Exercise description -
Please print, word for word, every line from the one that contains "Read all visible content and emit it as JSON." through the last line of the records, and nothing else.

Dataset content: Begin

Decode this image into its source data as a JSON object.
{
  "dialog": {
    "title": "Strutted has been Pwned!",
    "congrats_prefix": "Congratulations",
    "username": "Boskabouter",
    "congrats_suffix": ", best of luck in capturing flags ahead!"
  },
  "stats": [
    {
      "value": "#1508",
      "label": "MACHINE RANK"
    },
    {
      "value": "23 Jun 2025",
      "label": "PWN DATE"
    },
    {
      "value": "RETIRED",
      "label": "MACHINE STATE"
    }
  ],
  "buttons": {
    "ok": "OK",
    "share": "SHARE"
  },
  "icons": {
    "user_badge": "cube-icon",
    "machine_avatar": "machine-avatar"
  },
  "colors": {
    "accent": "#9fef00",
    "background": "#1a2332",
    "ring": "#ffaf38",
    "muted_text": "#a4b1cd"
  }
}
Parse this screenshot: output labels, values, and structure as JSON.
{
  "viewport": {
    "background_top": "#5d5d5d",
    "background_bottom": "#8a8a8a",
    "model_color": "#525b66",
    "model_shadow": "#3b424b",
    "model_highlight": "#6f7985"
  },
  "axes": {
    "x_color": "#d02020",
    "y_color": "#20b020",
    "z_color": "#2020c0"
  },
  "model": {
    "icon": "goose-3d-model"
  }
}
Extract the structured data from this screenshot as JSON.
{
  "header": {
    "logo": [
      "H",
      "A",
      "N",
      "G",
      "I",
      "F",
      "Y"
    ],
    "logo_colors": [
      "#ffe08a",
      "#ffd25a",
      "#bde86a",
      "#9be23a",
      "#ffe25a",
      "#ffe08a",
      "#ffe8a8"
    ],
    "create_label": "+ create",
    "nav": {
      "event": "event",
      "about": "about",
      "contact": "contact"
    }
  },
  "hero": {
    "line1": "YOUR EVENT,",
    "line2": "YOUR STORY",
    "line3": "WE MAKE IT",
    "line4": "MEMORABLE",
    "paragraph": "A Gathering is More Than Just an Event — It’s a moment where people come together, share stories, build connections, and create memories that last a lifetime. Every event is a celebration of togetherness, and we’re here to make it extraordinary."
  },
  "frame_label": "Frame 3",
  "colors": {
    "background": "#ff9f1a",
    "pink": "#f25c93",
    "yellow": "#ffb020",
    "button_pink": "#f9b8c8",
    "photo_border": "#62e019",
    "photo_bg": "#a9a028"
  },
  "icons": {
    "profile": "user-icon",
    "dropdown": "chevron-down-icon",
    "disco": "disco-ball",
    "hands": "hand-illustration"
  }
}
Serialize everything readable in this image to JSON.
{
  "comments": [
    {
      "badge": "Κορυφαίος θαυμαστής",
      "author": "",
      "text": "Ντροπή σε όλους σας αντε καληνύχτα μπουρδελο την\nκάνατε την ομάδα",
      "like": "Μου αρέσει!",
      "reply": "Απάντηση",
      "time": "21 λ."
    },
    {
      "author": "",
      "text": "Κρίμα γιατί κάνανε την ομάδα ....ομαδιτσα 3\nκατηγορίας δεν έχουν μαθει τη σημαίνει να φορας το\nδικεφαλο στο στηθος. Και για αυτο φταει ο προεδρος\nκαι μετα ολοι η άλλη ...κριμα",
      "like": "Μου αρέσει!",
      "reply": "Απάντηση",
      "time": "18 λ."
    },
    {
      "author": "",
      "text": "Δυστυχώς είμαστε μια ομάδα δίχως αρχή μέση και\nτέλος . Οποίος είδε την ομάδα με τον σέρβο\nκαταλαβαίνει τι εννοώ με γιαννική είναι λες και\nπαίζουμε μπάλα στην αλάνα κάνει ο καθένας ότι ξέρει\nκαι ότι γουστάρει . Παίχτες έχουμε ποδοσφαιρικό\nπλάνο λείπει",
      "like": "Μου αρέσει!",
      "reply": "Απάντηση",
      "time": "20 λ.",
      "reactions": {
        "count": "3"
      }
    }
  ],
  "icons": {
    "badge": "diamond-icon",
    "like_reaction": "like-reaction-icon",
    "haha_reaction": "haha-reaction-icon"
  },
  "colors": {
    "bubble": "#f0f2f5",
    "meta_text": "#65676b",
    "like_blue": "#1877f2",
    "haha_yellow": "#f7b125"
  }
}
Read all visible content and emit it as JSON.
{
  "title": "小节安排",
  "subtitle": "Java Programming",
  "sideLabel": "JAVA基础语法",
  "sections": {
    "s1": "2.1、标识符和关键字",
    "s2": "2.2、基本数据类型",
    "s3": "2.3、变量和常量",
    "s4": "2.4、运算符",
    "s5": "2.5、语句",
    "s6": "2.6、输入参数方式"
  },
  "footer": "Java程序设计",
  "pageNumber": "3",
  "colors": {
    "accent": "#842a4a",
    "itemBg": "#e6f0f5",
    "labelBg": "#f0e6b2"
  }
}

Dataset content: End

Exercise answer -
Read all visible content and emit it as JSON.
{
  "title": "小节安排",
  "subtitle": "Java Programming",
  "sideLabel": "JAVA基础语法",
  "sections": {
    "s1": "2.1、标识符和关键字",
    "s2": "2.2、基本数据类型",
    "s3": "2.3、变量和常量",
    "s4": "2.4、运算符",
    "s5": "2.5、语句",
    "s6": "2.6、输入参数方式"
  },
  "footer": "Java程序设计",
  "pageNumber": "3",
  "colors": {
    "accent": "#842a4a",
    "itemBg": "#e6f0f5",
    "labelBg": "#f0e6b2"
  }
}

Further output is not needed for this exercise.